11. 6. 2022

Defiant Ontario Education Workers are Showing Us How It’s Done

The Editors

The Ontario Conservative government’s new strikebreaking legislation, Bill 28, has been unleashed against Canadian Union of Public Employees (CUPE) education workers in particular, but it’s a threat to all workers in the province and the country. By effectively making it illegal for workers to strike when the state disapproves, undermining a right that since 2015 has been
deemed by the courts to be protected by Canada’s Charter of Rights and Freedoms, Ford and his ruling-class backers have catapulted Ontario’s workers into a new situation that’s also a very old one: where the idea that the law protects workers from their bosses is unmasked as the fiction it is; where the state is revealed, plainly, to be a force acting for the dominant class, not a neutral instrument; and where the balance of power between capital and labour is decided not by professionals in the courts but by masses of people in the streets. In this context, CUPE’s defiance – its commitment to strike despite the government’s bullying, and to absorb the staggering fines with which the government has threatened both the union and individual workers – is hugely significant.
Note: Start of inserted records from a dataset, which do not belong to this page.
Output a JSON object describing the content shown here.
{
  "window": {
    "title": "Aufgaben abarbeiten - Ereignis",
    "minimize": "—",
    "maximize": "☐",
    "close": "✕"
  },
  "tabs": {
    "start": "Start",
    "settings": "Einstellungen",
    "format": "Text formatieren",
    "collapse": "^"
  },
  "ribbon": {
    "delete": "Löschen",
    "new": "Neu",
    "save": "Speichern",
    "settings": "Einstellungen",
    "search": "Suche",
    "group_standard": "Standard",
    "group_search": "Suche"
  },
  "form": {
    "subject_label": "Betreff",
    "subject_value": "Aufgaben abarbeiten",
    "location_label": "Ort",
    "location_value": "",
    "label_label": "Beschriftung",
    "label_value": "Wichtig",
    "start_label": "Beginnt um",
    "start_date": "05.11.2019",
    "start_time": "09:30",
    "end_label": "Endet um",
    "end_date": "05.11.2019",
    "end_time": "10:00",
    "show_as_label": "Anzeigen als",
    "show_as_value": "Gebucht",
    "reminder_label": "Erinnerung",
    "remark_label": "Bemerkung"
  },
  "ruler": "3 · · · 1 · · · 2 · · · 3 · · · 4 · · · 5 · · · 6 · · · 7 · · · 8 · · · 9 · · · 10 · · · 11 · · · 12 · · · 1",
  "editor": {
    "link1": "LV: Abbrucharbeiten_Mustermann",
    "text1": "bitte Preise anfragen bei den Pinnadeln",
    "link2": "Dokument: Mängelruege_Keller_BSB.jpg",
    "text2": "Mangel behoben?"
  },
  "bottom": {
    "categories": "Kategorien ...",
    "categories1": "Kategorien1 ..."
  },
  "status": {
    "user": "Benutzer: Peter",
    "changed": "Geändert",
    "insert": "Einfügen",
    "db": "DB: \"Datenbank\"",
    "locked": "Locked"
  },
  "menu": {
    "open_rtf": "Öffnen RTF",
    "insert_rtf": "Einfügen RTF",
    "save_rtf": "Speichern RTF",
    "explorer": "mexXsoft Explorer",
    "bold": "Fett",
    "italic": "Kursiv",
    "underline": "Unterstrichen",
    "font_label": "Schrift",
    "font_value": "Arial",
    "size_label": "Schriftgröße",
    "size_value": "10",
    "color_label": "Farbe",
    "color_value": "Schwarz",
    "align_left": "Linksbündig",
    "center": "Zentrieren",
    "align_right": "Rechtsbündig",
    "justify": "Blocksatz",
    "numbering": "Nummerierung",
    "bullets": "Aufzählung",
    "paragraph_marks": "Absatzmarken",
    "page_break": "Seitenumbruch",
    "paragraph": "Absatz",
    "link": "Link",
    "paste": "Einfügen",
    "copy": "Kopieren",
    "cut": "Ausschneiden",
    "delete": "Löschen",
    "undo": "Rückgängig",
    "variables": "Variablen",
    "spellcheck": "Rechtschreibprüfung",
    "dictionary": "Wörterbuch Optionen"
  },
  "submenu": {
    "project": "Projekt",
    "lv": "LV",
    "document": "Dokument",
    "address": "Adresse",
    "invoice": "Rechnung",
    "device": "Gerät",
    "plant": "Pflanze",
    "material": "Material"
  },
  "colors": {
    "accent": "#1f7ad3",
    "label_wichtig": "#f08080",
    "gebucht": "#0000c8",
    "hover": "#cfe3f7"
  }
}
Throughout the ongoing pandemic, we’ve seen unions unable or unwilling to take militant action against policies of mass infection that have forced workers into deadly, disabling workplaces. Union officials haven’t been prepared to accept the huge fines that the state would inflict on them as punishment for workers striking outside of the narrow limits determined by collective bargaining cycles; levels of organization and political consciousness among the rank-and-file of unions in the province are generally underdeveloped, such that for many workers, even the possibility of collective rank-and-file militancy in defiance of the union leadership hasn’t seemed imaginable. Those in power have done more or less as they’ve liked, and those without power – or with enormous latent power, but not organized into a fighting force – have suffered what they must.

The CUPE education workers’ strike is a sign that this state of affairs may be changing. While cautious optimism is prudent, the strike is important not least as a force for stirring the spirit, a sudden revelation of militant possibilities that had seemed, just weeks ago, beyond the pale. People on the Internet like to call for general strikes, and seasoned organizers tend to reply that a general strike isn’t born of desire alone but requires years of patient organizing on the ground. That’s true. But what that wisdom doesn’t quite capture is strikes’ possibility of contagion, the accelerant virality of the strike’s defiance. Something powerful can happen to the popular imagination when working-class people start to take history into their own hands, tap into their experience of years of escalating violent dispossession, and show that the world can be other than what the cops and bosses say it is. From the general strikes that swept Canada in 1919 to the popular uprisings against patriarchal state domination currently roiling Iran, there are abundant examples of proletarian struggles lancing like sudden wildfires across an arid, flammable status quo.

By law, unions in Canada are forbidden to strike in solidarity with other workers, constrained instead to strike only at appointed times to demand improvements in their own wages and working conditions. But by invoking the notwithstanding clause of Canada’s Charter of Rights and Freedoms, which gives the state a get-out-of-Charter-free card, the Ontario Conservative government has torn up the legal framework that imposes those constraints. Gone is the promise that if unions and workers just “behave,” they’ll get to collectively bargain for their own interests to the full extent the law allows. Already Ontario Public Service Employees Union (OPSEU) education workers have walked off the job in solidarity with their CUPE siblings. Who’s next? 

The crucial question now is whether such solidarity actions can spread. It’ll take disruptive action like sympathy strikes and blockades to make the government reverse course. Pickets and demonstrations are crucial; they can and should be amplified by coordinated refusals of unsafe work and other walkouts. The key is collective action that starts to spread and escalate – which can happen only when workers activate connections within their workplaces and in their communities. And as strikes by teachers’ unions in Chicago, Los Angeles, West Virginia, and elsewhere have shown us, social reproductive workers are often well-placed to bring communities together in struggle. This kind of solidarity is especially important in light of the relentless attack on sites of social reproduction – education, healthcare, housing – by reactionaries in Ontario (and beyond) who purport to be acting in the interest of children, families, and workers.

It’s possible that the CUPE strike will remain a brief protest that doesn’t spread. Yet while the outcome of education workers’ bravery matters enormously, so does the very fact of their fuck you to Ford. As the labour movement enters what may be a new period of struggle, one in which the ruling class attempts to resolve on workers’ backs the contradictions of capitalist crisis – inflation most of all – and abandons any pretence of safeguarding civil liberties, CUPE workers’ defiance models a way forward. The pandemic, with its propaganda-greased normalization of mass disablement, has reinforced capitalist governments’ belief that they can get away with anything. Education workers in Ontario are showing us how the working class, everywhere the majority, has the power to prove those tyrants wrong.